Since graduating with a Bachelor of Fine Arts degree from Wayne State University in 2014, Aleksey Kondratyev has been dividing his time between Detroit and Central Asia. He recently completed a fellowship at Fabrica, a prestigious research centre in Italy, publishing a book of his work, Formations, a photographic narrative of the Central Asia region. He is also director and co-founder of Stand Quarterly, a visual-arts journal showcasing the work and thoughts of contemporary artists from around the world.
Also at Stand as Associate Editor, Ryan Debolski is a graduate of the Cranbrook Academy of Art, receiving a Master of Fine Arts degree in Photography in 2014. He subsequently received a Fulbright Grant to travel to Oman to compile a photographic series examining architecture and the relationship it has with the identity of the Musandam Peninsula as a geographic enclave.
Jenny Risher graduated from Detroit’s College for Creative Studies, where she earned a Bachelor of Fine Arts degree in Photography. For her first book, Heart Soul Detroit, she interviewed and photographed 50 iconic Detroiters, including Iggy Pop, Smokey Robinson, and Jack White. Elsewhere, her work can be seen in the permanent collection of the Detroit Institute of Arts and at the Robert Kidd Gallery in Birmingham.
Doug Coombe has been documenting the Detroit music scene for over 20 years. He’s worked for the Metro Times since 1999 and his photos have featured in Rolling Stone, Spin, Billboard and NME. Given his extensive coverage of Detroit’s music nightlife, it’s not surprising he also had work featured in Detroit After Dark at the DIA.
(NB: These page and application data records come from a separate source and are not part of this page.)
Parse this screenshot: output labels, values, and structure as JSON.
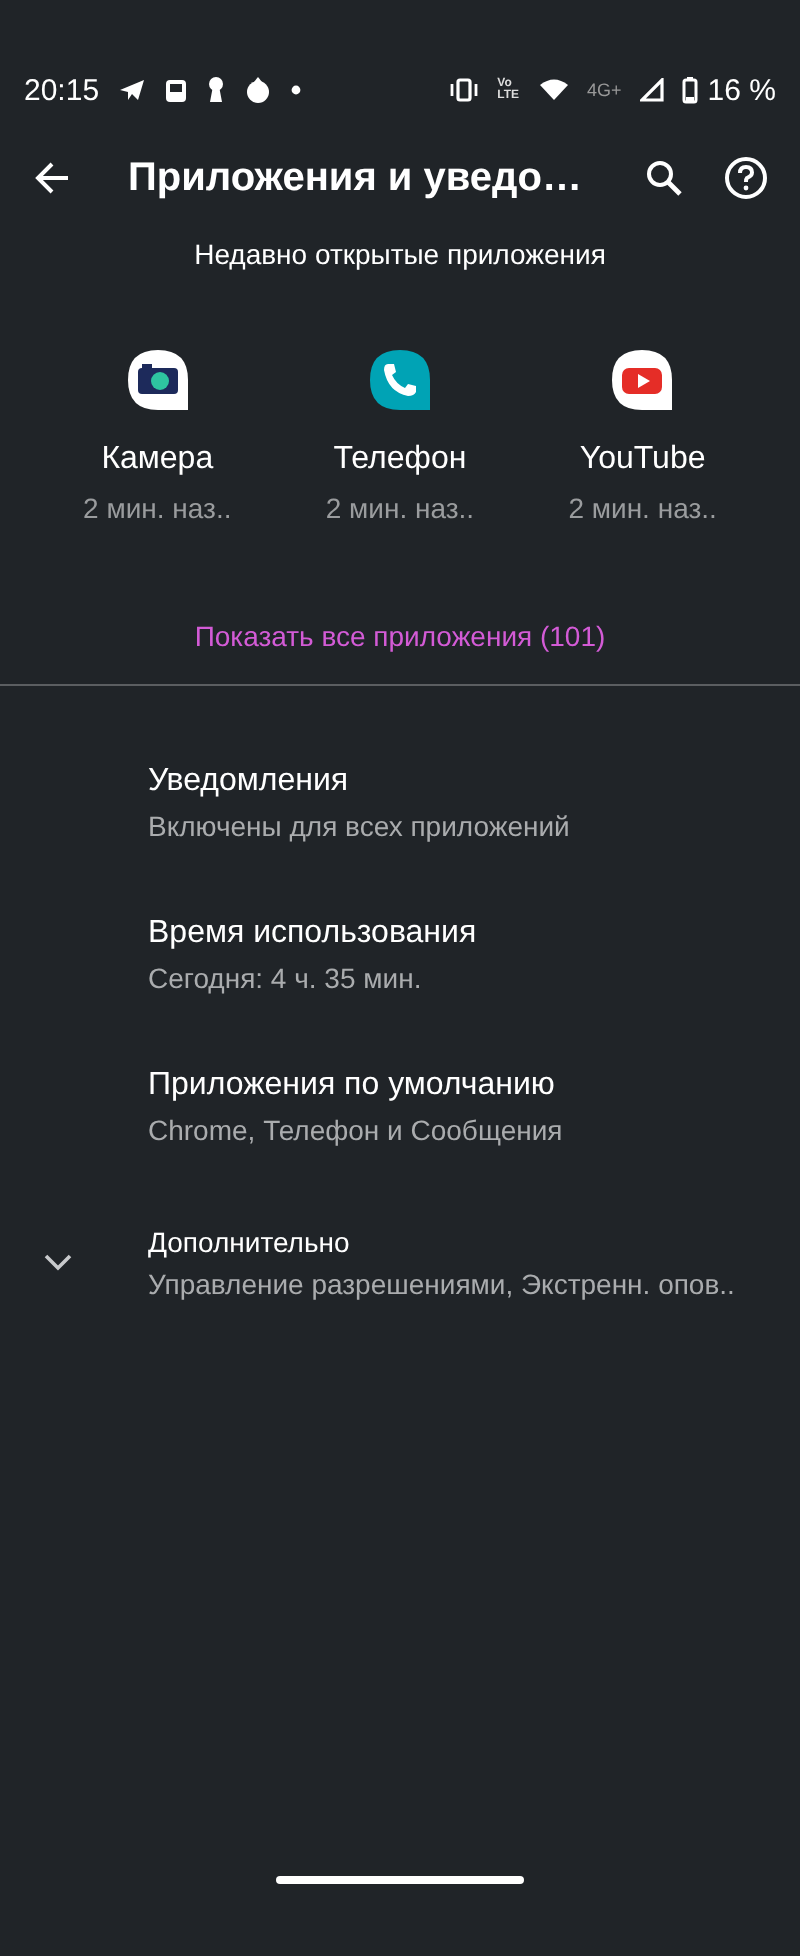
{
  "status_bar": {
    "time": "20:15",
    "volte": [
      "Vo",
      "LTE"
    ],
    "network": "4G+",
    "battery": "16 %"
  },
  "toolbar": {
    "title": "Приложения и уведо…"
  },
  "recent": {
    "heading": "Недавно открытые приложения",
    "apps": [
      {
        "kind": "camera",
        "name": "Камера",
        "time": "2 мин. наз.."
      },
      {
        "kind": "phone",
        "name": "Телефон",
        "time": "2 мин. наз.."
      },
      {
        "kind": "youtube",
        "name": "YouTube",
        "time": "2 мин. наз.."
      }
    ],
    "show_all": "Показать все приложения (101)"
  },
  "settings": [
    {
      "kind": "plain",
      "title": "Уведомления",
      "summary": "Включены для всех приложений"
    },
    {
      "kind": "plain",
      "title": "Время использования",
      "summary": "Сегодня: 4 ч. 35 мин."
    },
    {
      "kind": "plain",
      "title": "Приложения по умолчанию",
      "summary": "Chrome, Телефон и Сообщения"
    },
    {
      "kind": "advanced",
      "title": "Дополнительно",
      "summary": "Управление разрешениями, Экстренн. опов..",
      "expanded": false
    }
  ]
}
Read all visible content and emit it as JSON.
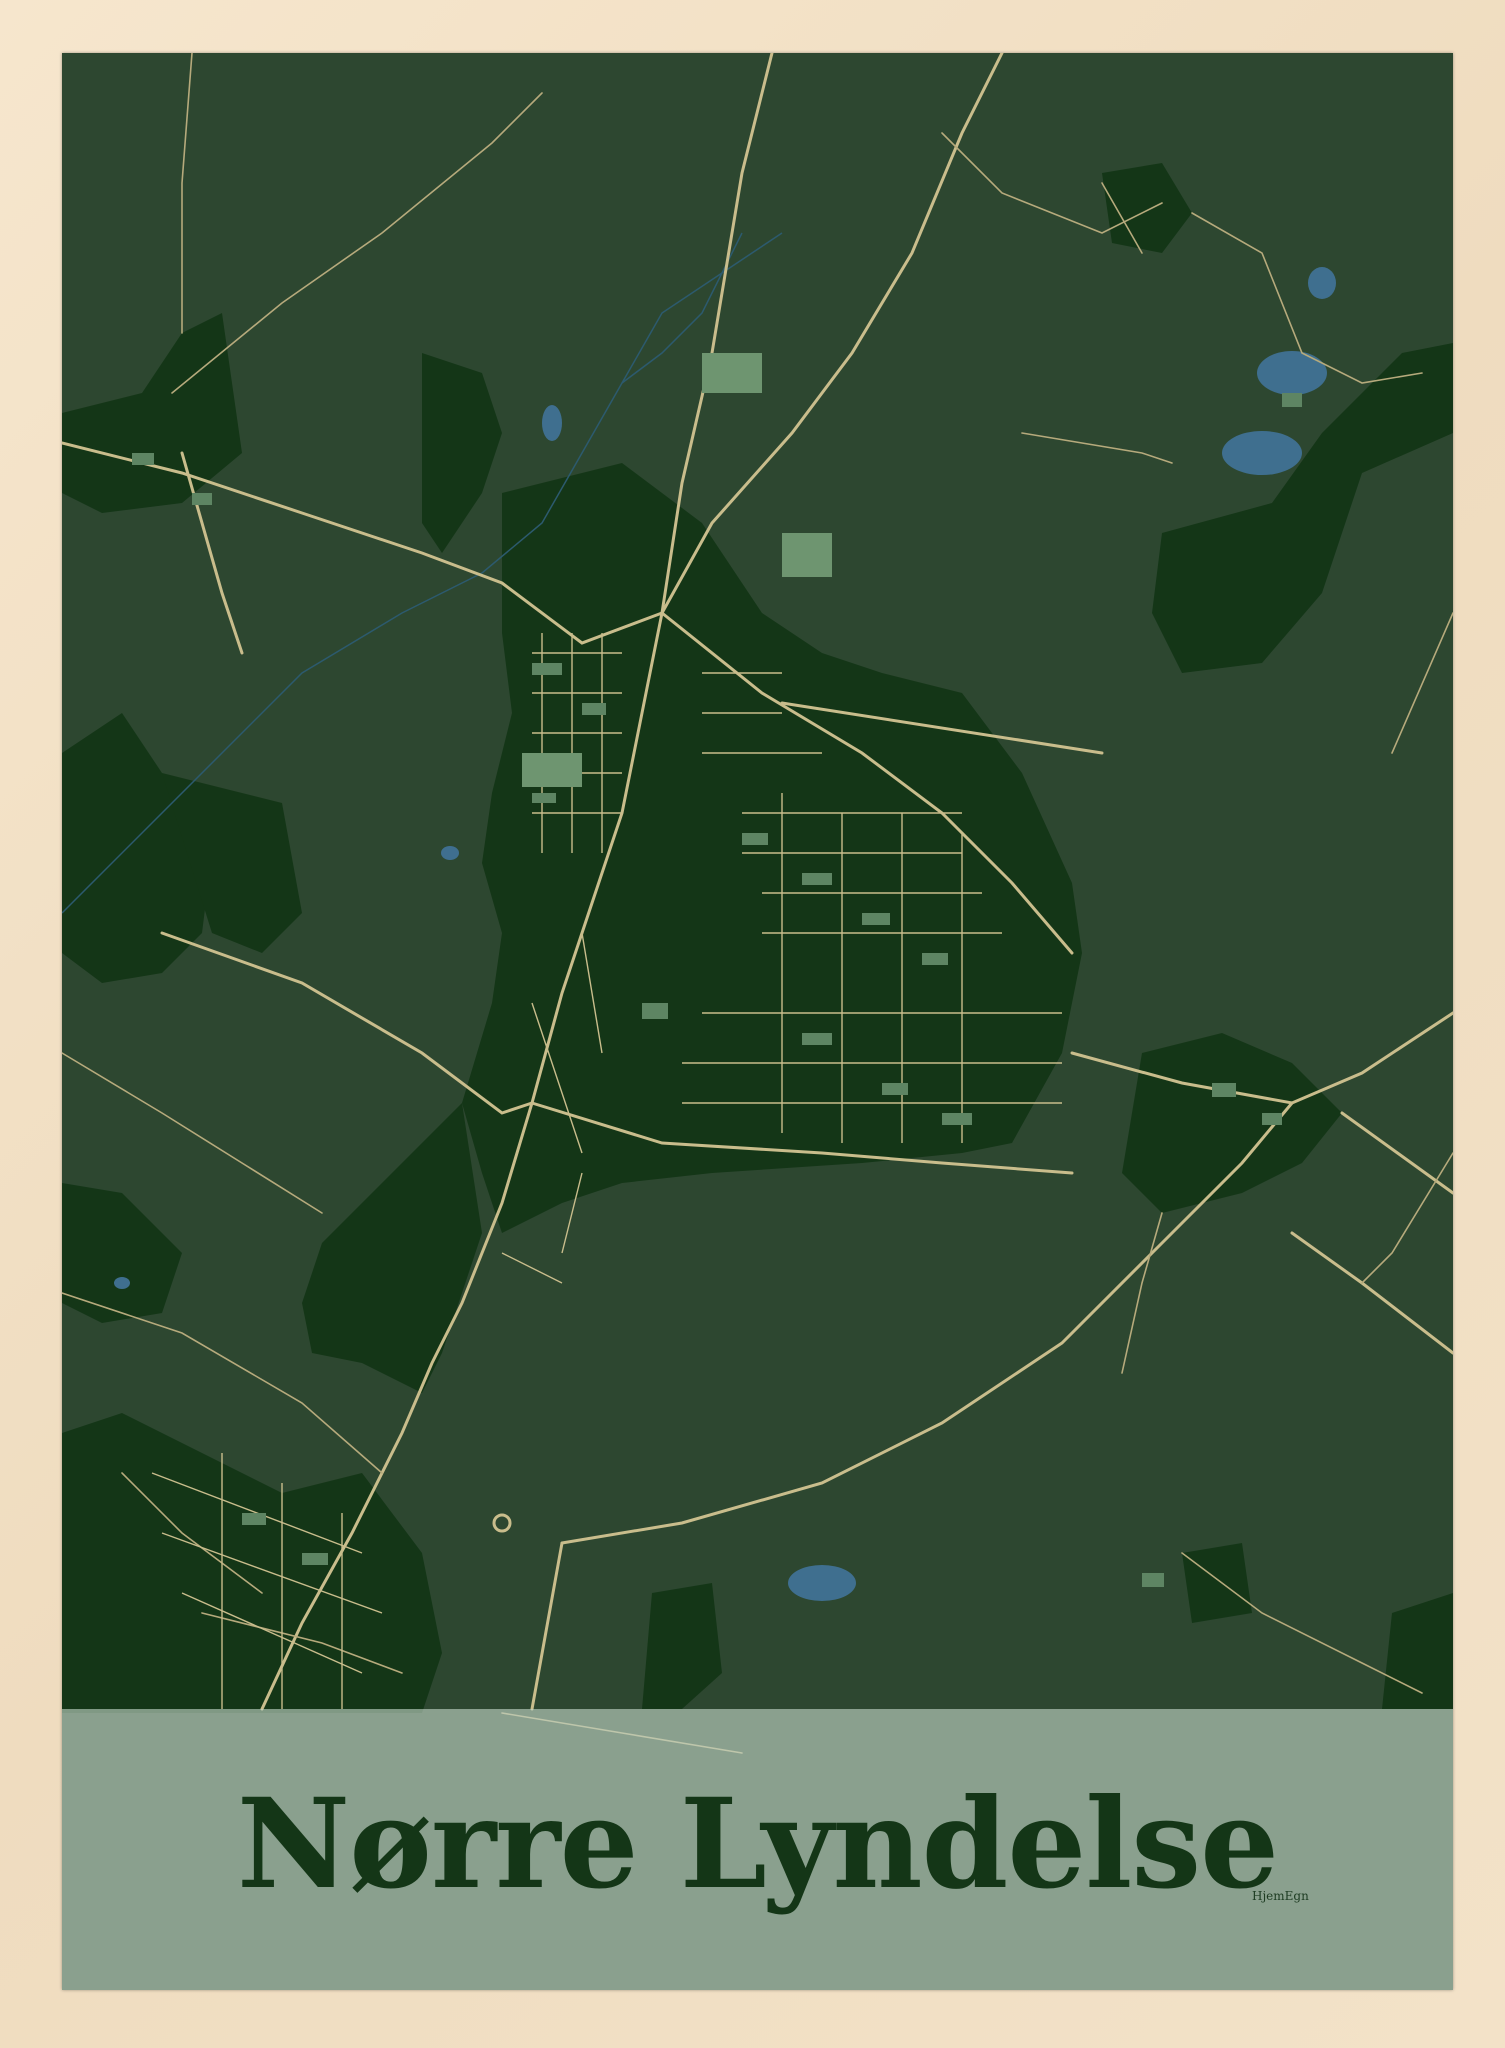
{
  "poster": {
    "place_name": "Nørre Lyndelse",
    "brand": "HjemEgn"
  },
  "colors": {
    "frame": "#f1dfc4",
    "land": "#2d4730",
    "built_area": "#143617",
    "roads": "#c9bd8c",
    "water": "#3f6f8f",
    "buildings": "#5e8563",
    "title_band": "#c4d6c8",
    "title_text": "#143617"
  }
}
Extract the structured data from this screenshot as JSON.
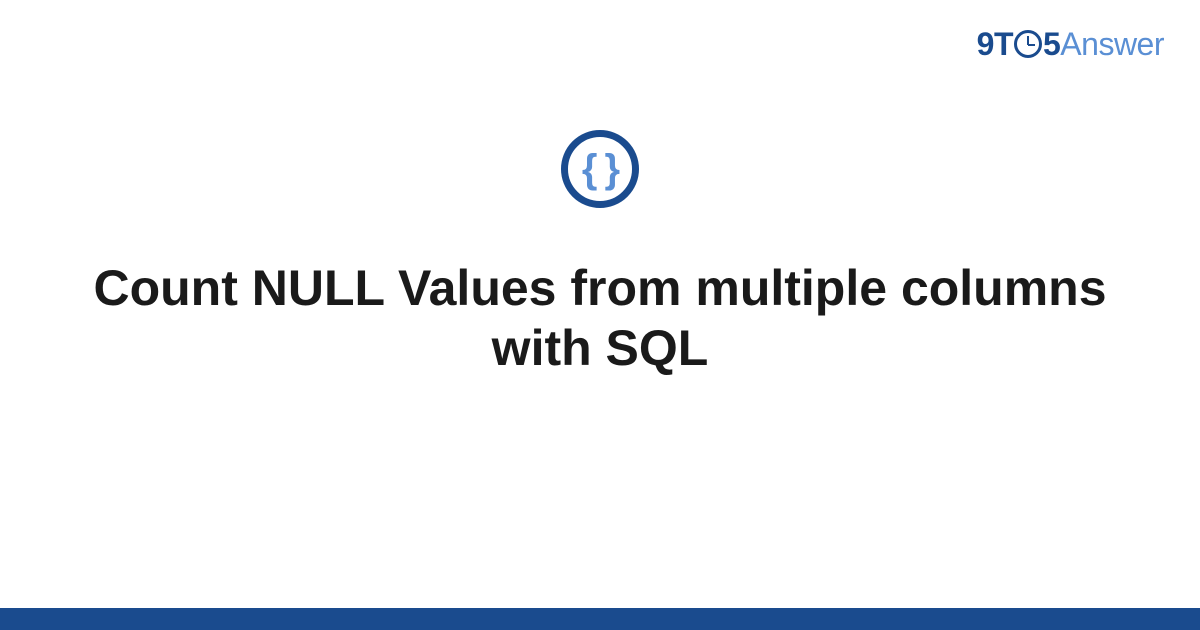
{
  "logo": {
    "prefix": "9T",
    "middle": "5",
    "suffix": "Answer"
  },
  "icon": {
    "symbol": "{ }",
    "name": "code-braces"
  },
  "title": "Count NULL Values from multiple columns with SQL",
  "colors": {
    "primary": "#1a4b8e",
    "accent": "#5a8fd4"
  }
}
Another artist featured in Detroit After Dark at the DIA is Scott Hocking, who has been based in Detroit since 1996. Alongside sculptural work and installations, his photography has largely explored the city at night. Over a number of years he built such a body of images that he realised they could be a cohesive series. Detroit Nights was published in 2015 by design store Nora.